THE BIG SLEUTH INSPIRES LITTLE DETECTIVES WITH THE SCHOOLS OF KING EDWARD VI
City’s primary schools compete to win Inspector Claw-So bear sculpture.
Primary school pupils across Birmingham are tracking down a mysterious sun bear character as part of a competition by The Big Sleuth’s Educational Sponsor, The Schools of King Edward VI in Birmingham. Over 100 teachers and their pupils are already on its tail, with more continuing to join the search daily to be in with a chance of winning top prizes including a professionally painted cub sculpture, exclusive tickets to The Big Sleuth auction and personalised artwork.
The competition is part of The Little Bears Detective Club, The Big Sleuth’s creative education initiative for the city’s young people. Educational Sponsor The Schools of King Edward VI in Birmingham is supporting creative producers Wild in Art and Birmingham Children’s Hospital Charity to bring the programme to life, which will see over 100 cub sculptures join the giant sun bears on this summer’s free, family-friendly art trail across Bear-mingham and surrounding areas.
Children have until the beginning of April to piece together the bear’s journey across the city, which is being revealed in a series of photographic clues. They then mark the identified location on a map, unlocking the next part of the challenge – a creative writing task. Stories received by Monday 15 May will be judged and the school that submits the best entry could win the top prize of Inspeactor Claw-So, a colourful cub sculpture that has been created by artist Jenny Leonard.
The top three schools will receive a bespoke photo-mosaic created from photographs of their pupils with their teddy bears. Plus, they will have the opportunity to come along and watch The Big Sleuth’s auction of giant bears raise money for Birmingham Children’s Hospital Charity.

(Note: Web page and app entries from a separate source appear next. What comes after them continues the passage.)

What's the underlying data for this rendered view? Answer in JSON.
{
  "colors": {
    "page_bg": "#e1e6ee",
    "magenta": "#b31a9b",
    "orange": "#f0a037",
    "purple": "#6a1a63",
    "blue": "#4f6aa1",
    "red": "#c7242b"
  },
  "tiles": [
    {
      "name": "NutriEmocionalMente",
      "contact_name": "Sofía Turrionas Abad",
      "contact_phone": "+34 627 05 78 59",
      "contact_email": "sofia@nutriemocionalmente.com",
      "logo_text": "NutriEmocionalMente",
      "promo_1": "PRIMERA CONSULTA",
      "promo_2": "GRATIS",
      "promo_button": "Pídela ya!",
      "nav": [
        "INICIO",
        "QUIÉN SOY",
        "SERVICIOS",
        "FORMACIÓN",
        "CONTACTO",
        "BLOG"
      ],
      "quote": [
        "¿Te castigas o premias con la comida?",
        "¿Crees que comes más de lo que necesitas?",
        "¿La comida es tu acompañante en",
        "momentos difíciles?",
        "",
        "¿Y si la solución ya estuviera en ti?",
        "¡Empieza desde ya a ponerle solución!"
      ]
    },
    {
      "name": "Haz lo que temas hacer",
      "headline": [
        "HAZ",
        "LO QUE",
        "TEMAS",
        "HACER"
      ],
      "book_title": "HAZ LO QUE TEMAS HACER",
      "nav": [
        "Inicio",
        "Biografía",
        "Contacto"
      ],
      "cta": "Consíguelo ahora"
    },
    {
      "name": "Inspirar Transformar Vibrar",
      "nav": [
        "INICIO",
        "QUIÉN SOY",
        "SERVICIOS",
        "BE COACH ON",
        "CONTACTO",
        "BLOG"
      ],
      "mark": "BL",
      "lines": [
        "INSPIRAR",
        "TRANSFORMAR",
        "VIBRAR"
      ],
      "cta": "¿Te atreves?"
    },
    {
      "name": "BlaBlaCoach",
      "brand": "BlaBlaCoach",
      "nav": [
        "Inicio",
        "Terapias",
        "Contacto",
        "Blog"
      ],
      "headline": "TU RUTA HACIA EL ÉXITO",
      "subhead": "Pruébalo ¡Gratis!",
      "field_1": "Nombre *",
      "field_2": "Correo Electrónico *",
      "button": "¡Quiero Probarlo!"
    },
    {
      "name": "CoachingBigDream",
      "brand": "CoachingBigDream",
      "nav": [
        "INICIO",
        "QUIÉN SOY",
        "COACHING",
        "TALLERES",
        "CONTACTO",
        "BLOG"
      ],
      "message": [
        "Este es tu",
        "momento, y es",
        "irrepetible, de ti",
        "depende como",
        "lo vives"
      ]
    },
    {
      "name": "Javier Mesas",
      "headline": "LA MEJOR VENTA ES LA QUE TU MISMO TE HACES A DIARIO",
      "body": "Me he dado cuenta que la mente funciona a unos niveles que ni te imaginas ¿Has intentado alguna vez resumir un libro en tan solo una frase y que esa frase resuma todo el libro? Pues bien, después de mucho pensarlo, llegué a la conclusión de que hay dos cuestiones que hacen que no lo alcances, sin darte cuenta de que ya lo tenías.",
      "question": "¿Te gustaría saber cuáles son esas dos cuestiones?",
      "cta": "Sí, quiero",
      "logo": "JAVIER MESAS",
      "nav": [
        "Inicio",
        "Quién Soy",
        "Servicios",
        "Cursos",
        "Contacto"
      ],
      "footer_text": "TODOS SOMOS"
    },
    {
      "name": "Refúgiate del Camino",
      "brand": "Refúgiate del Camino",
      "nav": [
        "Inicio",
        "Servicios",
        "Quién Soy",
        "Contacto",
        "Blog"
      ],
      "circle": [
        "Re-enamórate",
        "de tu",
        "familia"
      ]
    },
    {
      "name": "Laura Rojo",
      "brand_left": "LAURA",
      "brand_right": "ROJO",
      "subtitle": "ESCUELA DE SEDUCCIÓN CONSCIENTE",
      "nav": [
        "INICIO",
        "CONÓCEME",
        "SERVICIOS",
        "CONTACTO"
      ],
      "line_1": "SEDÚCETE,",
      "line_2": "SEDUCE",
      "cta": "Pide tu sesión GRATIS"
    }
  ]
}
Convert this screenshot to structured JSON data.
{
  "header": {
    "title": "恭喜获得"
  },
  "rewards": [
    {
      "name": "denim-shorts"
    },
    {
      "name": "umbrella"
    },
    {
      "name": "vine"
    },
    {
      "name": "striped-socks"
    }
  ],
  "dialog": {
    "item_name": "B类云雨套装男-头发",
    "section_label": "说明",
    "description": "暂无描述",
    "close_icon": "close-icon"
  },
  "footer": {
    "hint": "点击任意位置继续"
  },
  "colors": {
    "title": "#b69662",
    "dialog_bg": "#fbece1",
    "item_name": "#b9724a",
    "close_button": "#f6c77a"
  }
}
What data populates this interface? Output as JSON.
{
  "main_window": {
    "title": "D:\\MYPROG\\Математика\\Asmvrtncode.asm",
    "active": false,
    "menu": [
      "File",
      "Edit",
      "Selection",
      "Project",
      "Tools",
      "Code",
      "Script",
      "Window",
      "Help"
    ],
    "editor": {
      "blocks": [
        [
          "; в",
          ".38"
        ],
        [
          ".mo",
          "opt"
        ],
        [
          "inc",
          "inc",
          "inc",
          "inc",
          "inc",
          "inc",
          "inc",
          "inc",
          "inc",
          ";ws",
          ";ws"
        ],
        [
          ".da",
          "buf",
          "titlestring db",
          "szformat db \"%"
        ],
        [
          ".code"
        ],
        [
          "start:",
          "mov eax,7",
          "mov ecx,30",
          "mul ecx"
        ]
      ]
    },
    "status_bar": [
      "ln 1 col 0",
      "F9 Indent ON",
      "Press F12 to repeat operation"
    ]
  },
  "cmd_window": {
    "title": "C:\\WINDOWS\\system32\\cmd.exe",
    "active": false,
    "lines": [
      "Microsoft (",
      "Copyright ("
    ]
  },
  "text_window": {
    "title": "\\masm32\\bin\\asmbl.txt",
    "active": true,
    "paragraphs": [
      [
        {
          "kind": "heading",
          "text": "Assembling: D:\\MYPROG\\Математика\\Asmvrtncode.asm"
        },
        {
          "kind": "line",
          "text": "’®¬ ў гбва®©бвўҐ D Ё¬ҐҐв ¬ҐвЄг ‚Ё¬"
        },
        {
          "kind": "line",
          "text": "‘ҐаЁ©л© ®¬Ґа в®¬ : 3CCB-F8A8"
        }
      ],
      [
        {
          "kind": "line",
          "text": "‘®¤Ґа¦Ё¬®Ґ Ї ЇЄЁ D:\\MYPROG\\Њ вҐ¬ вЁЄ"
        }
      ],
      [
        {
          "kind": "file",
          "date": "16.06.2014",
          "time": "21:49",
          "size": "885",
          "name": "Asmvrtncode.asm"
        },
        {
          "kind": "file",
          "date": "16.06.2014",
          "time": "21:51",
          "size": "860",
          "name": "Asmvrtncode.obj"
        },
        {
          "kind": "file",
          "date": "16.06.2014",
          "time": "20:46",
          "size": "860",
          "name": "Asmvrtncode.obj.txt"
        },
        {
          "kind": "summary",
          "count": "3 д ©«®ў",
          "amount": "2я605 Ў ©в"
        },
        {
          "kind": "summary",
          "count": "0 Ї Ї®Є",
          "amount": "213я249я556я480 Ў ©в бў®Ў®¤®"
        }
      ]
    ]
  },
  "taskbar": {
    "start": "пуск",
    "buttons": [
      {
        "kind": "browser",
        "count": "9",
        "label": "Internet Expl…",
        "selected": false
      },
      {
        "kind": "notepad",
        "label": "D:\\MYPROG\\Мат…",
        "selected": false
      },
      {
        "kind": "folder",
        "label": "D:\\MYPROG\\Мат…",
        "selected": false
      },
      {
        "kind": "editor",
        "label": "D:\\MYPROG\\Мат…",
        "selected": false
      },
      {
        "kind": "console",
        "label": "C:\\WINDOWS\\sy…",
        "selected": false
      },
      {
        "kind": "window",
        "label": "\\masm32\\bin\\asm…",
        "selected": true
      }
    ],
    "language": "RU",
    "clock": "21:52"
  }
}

The Schools of King Edward VI in Birmingham has roots in the city since 1552 when King Edward’s School was founded. John Hoyland attended the school in the early part of the 20th Century and it’s his remarkable life story, recently uncovered in the school’s archives that gave the organisation even more reasons to get involved with The Big Sleuth.
Denis Ramplin, Director of Marketing & Communications for The Schools of King Edward VI in Birmingham, explains: “We recently discovered that Old Boy John Hoyland, Jack to his friends, helped the people of Birmingham and India by making teddy bears to raise money for good causes. He attended our school from 1901-1907 and went on to be a parent, teacher, sportsman, poet and author. He worked in India and was a strong advocate of Indian Independence, having personally met with Mahatma Gandhi.
“But it was while he was in hospital later on in life that he learnt to make toy bears, first for children at Birmingham Royal Institute for the Blind and then to help UNICEF fundraise. He made and sold more than 4,000 teddy bears and raised thousands of pounds for charitable causes.”
“His story is truly inspirational and so when the opportunity came along to be Educational Sponsor of The Big Sleuth, it was a perfect fit for us and our aims to open our doors to even more bright children and help raise funds for Birmingham Children’s Hospital Charity. We hope our competition brings out the detective in all children!”
Annie Laughrin at Wild in Art said: “We’re excited to see the competition take off and provide yet another way for young children and teachers to take part in The Big Sleuth and The Little Bears Detective Club. It combines detective work, literacy and amazing prizes – what’s not to love!”
“The fun challenge for primary schools could inspire activities in the classroom or at home over the next few weeks. What’s more the top prize is a beautifully decorated bear sculpture that has an uncanny resemblance to the mystery character we see snapped in the competition clues!”
Annie Eytle, Acting Events and Regional Fundraising Manager at Birmingham Children’s Hospital Charity, said: “At our hospital we are passionate about the development of children and young people and The Little Bears Detective Club competition is another great way to bring the excitement of The Big Sleuth into the classroom and beyond.
“The Big Sleuth is a major part of our fundraising plans this year and we hope that as the children get involved with the project, they will consider helping us to raise much-needed funds at the same time.”
It’s not too late for teachers to register for their school to take part. Simply email email@example.com to receive a competition pack with all the instructions. The pack contains classroom posters, answer sheets and story sheets, as well as teddy bear name tags and details on how to submit photos for the personalised large photo-mosaic.
Further information and full competition terms and conditions, visit the competition page. Follow clues on Twitter @schoolsofkevi and #LittleBearsDetectiveClub.